Saturday: An emotional victory. When I arrived in the morning, there was a new examiner. He was obviously way more professional and I felt more confident in my abilities. I also came mentally prepared to be misgendered, and I actually didn’t tell him I was a woman, I just gave him my legal name right away, which cut the need for explanation and let him use male pronouns. Only my friend let him know at the end of the exam (mainly because I had to play the patient once and my follow classmates kept referring me as a woman, which must have surprised him somehow). I still did a few mistakes, but not critical ones, and I was a bit too slow, because I wanted to make sure I wasn’t cutting any corner.

When the examiner called me in to give me the result, and showed me the green paper, all my body suddenly relaxed and I almost cried in front of him. I had been gradually stressed for two weeks, at a point where I completely burst, and then I found myself in a spot where I didn’t have anything more to do.

But I learnt a lot more than a skill. I learnt that the stress of being transgender in a social undertaking exacerbates any other stress that you may currently be subjected to. It is something that I have to be careful of, and I need to be able to identify it before it becomes a problem (I shall write an article about that later). And I also learnt that I can totally pass as a woman (1). Which amazed me, to be honest.

 

(1) I didn’t expand on that because it’s already a long article, and it was not the main point, so I’m doing this side note to talk about it but it’s totally not necessary to read it to understand the article.

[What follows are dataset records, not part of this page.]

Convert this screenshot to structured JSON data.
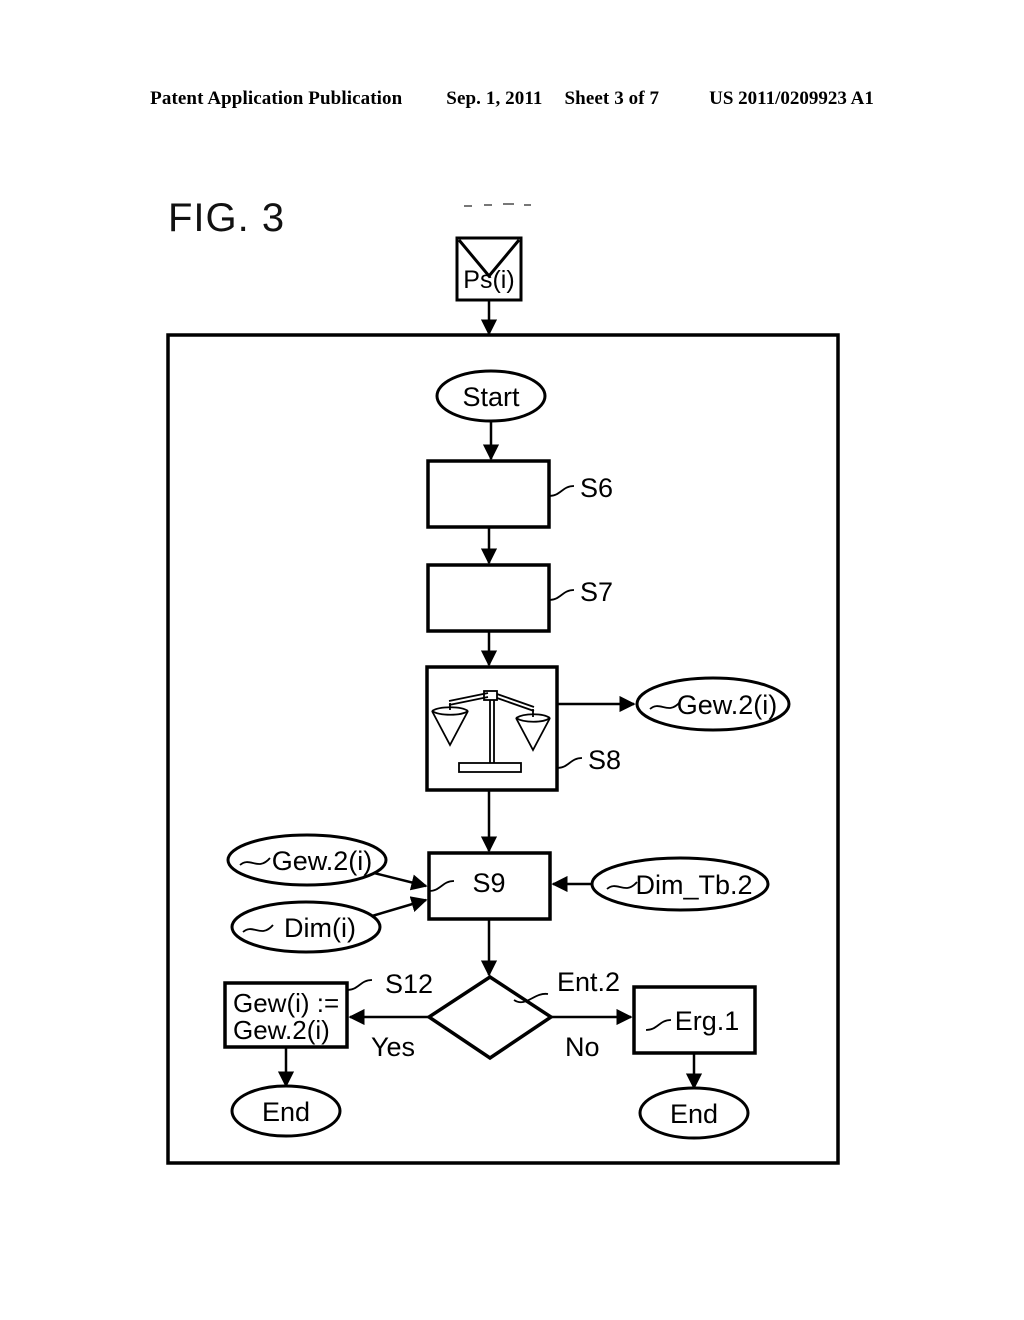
{
  "header": {
    "publication": "Patent Application Publication",
    "date": "Sep. 1, 2011",
    "sheet": "Sheet 3 of 7",
    "number": "US 2011/0209923 A1"
  },
  "figure": {
    "label": "FIG. 3",
    "input_envelope": {
      "icon": "envelope-icon",
      "label": "Ps(i)"
    },
    "nodes": {
      "start": "Start",
      "s6_ref": "S6",
      "s7_ref": "S7",
      "s8_ref": "S8",
      "s8_icon": "balance-scale-icon",
      "s8_output": "Gew.2(i)",
      "s9_label": "S9",
      "s9_input_left_top": "Gew.2(i)",
      "s9_input_left_bottom": "Dim(i)",
      "s9_input_right": "Dim_Tb.2",
      "decision_ref": "Ent.2",
      "branch_yes": "Yes",
      "branch_no": "No",
      "s12_ref": "S12",
      "s12_line1": "Gew(i) :=",
      "s12_line2": "Gew.2(i)",
      "erg_label": "Erg.1",
      "end_left": "End",
      "end_right": "End"
    }
  },
  "colors": {
    "ink": "#000000",
    "paper": "#ffffff"
  }
}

So, as I said, no one but the instructor and two classmates was told that I was transgender. I basically spent two weeks assuming that everybody knew but played along, not giving a fuck (although I had to tell one guy especially, whom I heard talking about me to another person later on). Therefore it came as a surprise, on Friday, after the examiner asked for my *legal name* in front of everyone, that a classmate asked me if I was going by my middle name (my legal name may sound a bit like a female name for English-speaking people, so she wasn’t surprised). When I told her later that I was upset about being outed in front of everyone, she didn’t understand. She genuinely thought I was a cis-woman, and that was a huge comfort at the end of a horrific day.

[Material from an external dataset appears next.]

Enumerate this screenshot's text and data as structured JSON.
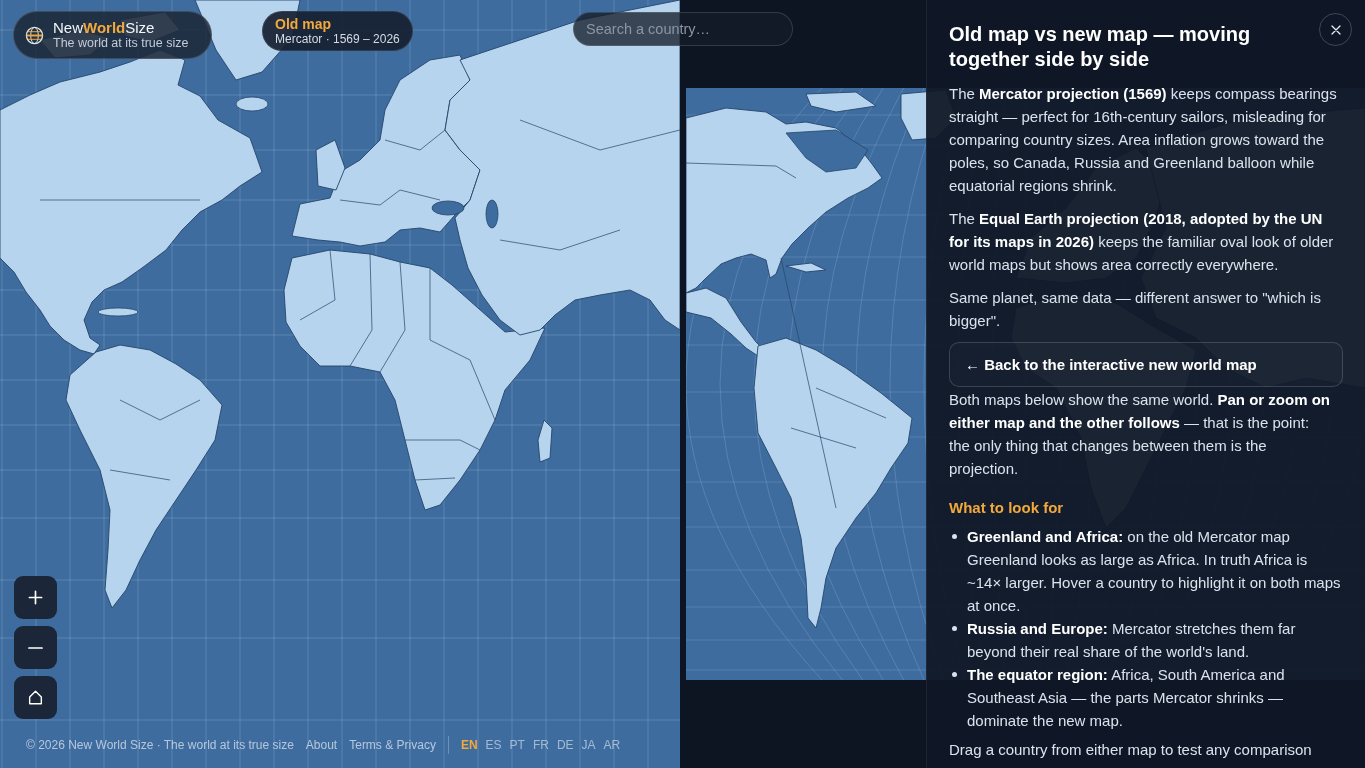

So I am really wondering if people knew I was transgender, and who actually knew. Also, I had to use the women’s washroom, and it was quite stressful, because I didn’t know, if I ran into someone else (not someone taking the course), would they complain about it and rat me out. I was always timing my exit depending on people coming in or going out. I ran into an employee only once (I didn’t hear her coming), but she didn’t say anything. We just smiled at each other while I was stepping out of my cabin.

I can say that these two weeks have been weird on several accounts. Now it feels like a dream. I just woke up in the real life, but I still want this to have happened, I can’t believe it was all just a dream. And it wasn’t, because I have my certificate that proves it.